A month after the last Skyline Healthcare-operated nursing homes in Massachusetts closed their doors, the state’s attorney general hit the company with multiple citations over unpaid wages and missing payroll documentation.
Skyline leaders Joseph and Michael Schwartz failed to pay nearly $65,000 owed to 106 employees in a timely fashion, AG Maura Healey’s office alleged Thursday, while also neglecting to provide 369 employees with their pay stubs. The Schwartzes additionally did not offer up payroll records, according to Healey’s office.
“Skyline’s owner and operator stole from their employees and created staffing shortages that endangered the health and safety of their elderly residents,” Healey said in a statement. “We expect nursing home operators to maintain the safe and dignified environment that residents and workers deserve.”
Joseph Schwartz owned and operated the now-defunct Skyline chain, which had ballooned to more than 100 properties before collapsing in states across the country starting last year; he also owned and operated four of the five Skyline buildings that closed their doors earlier this year. Michael Schwartz, meanwhile, was the operator of the fifth, according to Healey’s office.
States across the country continue to clean up the mess left in the wake of Skyline’s financial woes and closures; most recently, officials in South Dakota signed off on the transfer of 16 former Skyline properties to the Illinois-based Cascade Capital Group after a protracted process that saw objections from a lender and a telehealth vendor.
Under the terms of the Massachusetts citations, the pair must pay $84,950 in penalties. KCP Advisory Group, the court-appointed receiver that took control of the properties in April, reimbursed employees for back wages as well as paid time off, Healey’s office said.
Massachusetts law requires all employers to pay their workers within six days of the close of any pay period, and provide a detailed pay slip with information about wages and withholdings.
The five facilities, all located in the Bay State’s South Coast region, saw unpaid bills pile up in the months leading to the state’s receivership action in late April, with Healey’s office alleging that the company would be unable to make payroll or cover vendor costs without government intervention.

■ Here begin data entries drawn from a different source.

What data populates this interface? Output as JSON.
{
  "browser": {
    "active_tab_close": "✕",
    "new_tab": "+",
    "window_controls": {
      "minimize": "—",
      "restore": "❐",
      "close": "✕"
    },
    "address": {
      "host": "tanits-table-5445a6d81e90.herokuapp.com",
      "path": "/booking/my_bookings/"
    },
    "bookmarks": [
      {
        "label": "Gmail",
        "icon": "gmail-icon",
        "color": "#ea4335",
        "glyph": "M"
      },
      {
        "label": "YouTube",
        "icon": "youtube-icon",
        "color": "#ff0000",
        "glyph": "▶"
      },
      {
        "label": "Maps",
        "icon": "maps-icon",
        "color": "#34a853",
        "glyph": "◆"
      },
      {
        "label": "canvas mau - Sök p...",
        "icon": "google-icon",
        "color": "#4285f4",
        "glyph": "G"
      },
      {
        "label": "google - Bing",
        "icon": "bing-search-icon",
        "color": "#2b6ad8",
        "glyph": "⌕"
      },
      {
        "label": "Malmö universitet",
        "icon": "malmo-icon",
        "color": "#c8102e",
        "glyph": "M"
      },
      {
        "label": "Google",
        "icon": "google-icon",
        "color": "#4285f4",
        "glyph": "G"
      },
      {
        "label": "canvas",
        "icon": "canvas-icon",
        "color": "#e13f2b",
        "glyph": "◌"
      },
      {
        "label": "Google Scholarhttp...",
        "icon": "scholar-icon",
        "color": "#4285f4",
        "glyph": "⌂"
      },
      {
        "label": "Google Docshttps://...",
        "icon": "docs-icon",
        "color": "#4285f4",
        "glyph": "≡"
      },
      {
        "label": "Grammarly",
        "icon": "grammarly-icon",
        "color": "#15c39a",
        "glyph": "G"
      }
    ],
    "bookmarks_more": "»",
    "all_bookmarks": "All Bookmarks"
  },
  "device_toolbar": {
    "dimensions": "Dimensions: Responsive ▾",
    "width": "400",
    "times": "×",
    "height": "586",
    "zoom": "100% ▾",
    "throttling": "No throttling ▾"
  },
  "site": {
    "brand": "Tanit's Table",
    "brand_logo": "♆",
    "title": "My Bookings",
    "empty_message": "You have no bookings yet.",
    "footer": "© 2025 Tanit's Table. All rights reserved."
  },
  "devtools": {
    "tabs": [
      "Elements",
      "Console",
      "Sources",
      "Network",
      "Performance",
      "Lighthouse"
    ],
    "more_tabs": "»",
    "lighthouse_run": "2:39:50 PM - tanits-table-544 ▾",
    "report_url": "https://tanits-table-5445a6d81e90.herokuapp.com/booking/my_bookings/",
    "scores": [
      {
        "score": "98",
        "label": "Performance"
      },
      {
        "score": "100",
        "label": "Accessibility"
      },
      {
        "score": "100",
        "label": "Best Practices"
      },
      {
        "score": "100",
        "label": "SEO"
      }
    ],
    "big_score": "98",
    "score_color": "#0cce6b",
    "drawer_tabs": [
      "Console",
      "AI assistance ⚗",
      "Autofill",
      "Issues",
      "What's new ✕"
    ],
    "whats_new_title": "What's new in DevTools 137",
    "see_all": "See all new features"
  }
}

All five were closed by May 28, according to local news reports.
Massachusetts assistant attorney general Anita Maietta and investigator Eduina Butts, both of the AG’s Fair Labor Division, led the back-wage case for the state.